Frequently Asked Questions
- Does radiation therapy hurt?
- What are the possible side effects of radiation therapy?
- Will radiation therapy make me radioactive?
- Who administers my treatment?
- What is treatment simulation?
- How often will I get radiation treatments?
- Why do treatments last more than five weeks?
- Why must I remain alone during treatment?
- Will I be able to have sex?
- What about my other medications?
Does radiation therapy hurt?
No. However, the treatment table can be a little uncomfortable. If you do experience pain during treatment, tell the radiation therapist. He or she will turn off the machine and come into the room. The radiation stops when the machine is turned off.
What are the possible side effects of radiation therapy?
Side effects are usually limited to the radiation site. Patients receiving radiation in the abdomen may have nausea, while radiation to the pelvis may trigger diarrhea. Other possible side effects include:
- Red, itching and peeling skin in the treatment area
- Loss of appetite
- Hair loss in the treatment area
Always let your health care team know about any side effects you may be experiencing, even if they seem minor.
Will radiation therapy make me radioactive?
No. You can continue to enjoy the same contact with family and friends without fear of exposing them to radiation.
If you are hospitalized for insertion of internal radioactive sources, you will stay in a protected room until the source of radiation is removed. If you need this type of radiation, your doctor will explain it in detail.
Who administers my treatment?
The radiation oncologist is responsible for designing your treatment plan, including the amount of radiation you will receive and the total number of treatment days. The radiation oncologist will also manage any medical problems that may develop during your treatment.
A radiation therapist delivers the prescribed treatment and will help you before, during and after treatments. All radiation therapists at MD Anderson are licensed, certified professionals who have completed extensive education in radiation treatment delivery and patient care. A radiation therapy nurse works closely with the radiation oncologist to help you throughout treatment.
What is treatment simulation?
If radiation therapy is part of your cancer treatment plan, an appointment will be made for your treatment planning session, or simulation.
The simulation visit takes one to three hours. The radiation therapist will position you on the treatment table and take X-rays, CT scans and other images to confirm the area to be treated. Once the images are approved, the radiation therapist will mark reference points, either directly on your skin or on a plastic face mask.
Actual treatments will start within the next 3-7 days. More X-rays will be taken to verify treatment fields. As the treatment progresses, the treatment area and marks may change.
How often will I get radiation treatments?

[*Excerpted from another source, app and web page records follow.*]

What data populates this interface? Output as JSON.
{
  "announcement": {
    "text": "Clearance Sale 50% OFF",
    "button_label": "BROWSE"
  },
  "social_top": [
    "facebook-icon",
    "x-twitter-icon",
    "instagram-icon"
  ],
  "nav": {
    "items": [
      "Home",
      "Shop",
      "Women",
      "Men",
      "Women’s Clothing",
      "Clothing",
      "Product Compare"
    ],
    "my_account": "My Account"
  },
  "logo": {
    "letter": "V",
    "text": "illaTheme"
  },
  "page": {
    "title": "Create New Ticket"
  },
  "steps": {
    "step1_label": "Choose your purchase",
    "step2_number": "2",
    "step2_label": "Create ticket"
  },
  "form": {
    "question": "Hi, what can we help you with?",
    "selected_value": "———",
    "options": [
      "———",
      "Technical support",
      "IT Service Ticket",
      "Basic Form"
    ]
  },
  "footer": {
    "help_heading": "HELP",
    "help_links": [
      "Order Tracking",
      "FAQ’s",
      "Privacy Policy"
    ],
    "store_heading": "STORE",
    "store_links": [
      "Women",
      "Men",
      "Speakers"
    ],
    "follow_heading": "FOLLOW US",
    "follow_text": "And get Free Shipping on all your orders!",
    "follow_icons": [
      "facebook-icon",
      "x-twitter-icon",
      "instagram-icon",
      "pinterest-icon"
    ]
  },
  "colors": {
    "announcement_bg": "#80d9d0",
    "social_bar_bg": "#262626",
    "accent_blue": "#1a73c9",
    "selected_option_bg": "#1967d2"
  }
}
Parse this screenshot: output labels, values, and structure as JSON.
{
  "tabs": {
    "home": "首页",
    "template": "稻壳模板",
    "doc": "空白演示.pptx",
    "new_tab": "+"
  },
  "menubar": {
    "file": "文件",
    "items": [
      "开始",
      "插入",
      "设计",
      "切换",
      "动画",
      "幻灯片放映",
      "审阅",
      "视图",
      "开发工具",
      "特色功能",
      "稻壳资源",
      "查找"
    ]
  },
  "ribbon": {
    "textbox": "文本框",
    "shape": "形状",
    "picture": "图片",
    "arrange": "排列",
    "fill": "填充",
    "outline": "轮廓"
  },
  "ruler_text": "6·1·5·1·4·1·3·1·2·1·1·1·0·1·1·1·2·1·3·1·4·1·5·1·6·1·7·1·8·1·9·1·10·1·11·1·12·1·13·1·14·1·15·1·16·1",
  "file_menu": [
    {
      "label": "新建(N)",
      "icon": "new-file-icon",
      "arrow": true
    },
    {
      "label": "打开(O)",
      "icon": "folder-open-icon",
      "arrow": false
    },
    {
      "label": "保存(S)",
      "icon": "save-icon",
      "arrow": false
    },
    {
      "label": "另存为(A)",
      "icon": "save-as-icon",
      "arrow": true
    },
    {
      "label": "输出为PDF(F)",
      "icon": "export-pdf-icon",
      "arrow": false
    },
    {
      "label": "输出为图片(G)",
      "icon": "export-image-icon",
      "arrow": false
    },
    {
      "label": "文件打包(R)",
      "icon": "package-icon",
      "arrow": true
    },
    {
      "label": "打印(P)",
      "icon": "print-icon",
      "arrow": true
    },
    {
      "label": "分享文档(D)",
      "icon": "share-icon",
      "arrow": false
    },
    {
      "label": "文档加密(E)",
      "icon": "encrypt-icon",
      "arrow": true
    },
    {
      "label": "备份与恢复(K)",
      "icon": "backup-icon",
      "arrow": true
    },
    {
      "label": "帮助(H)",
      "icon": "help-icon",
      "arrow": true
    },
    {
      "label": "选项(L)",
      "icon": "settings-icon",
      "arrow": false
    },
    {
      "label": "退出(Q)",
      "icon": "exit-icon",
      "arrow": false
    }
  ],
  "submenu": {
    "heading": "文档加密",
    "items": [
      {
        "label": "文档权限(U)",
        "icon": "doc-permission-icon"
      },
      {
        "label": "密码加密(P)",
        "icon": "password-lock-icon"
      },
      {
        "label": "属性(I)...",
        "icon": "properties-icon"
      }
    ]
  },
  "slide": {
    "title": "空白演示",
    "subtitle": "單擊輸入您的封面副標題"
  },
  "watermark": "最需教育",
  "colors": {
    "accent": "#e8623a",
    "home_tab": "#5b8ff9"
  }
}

Your daily treatments will probably be scheduled Monday through Friday, allowing you to rest on weekends. Your daily appointment schedule will be as convenient as possible. Your radiation therapist will notify you of any holidays on which you will not receive treatments.
Why do treatments last more than five weeks?
The large doses of radiation necessary to treat cancer cannot be given at one time because of the severe side effects they would cause. On average, the course of treatment for radiation therapy takes 5 to 7 weeks. This allows your body to better tolerate the effects of the radiation.
Why must I remain alone during treatment?
If the radiation therapists stayed in the treatment room with every patient, they would be exposed to dangerous levels of radiation. Even though they are not in the treatment room, patients are constantly monitored by intercom and video camera. If you ever need assistance during your treatment, speak up. The radiation therapist can stop the treatment and attend to your needs.
Will I be able to have sex?
You may have sex if it is comfortable for you. You are not radioactive, and your partner is in no danger from the radiation treatments or the cancer. If you are a woman of childbearing age and have sex during treatment, you must use some type of birth control. Your doctor can help you decide what kind of birth control is best for you.
If you need to talk with someone about other sexual health concerns, you may schedule an appointment with a social worker.
What about my other medications?
Provide your doctor or radiation therapy nurse with a complete list of prescription or over-the-counter medicines you are currently taking. He or she will review your current medications, which usually can be continued throughout your treatment. Your primary care doctor will still prescribe any medications you are taking for problems other than cancer.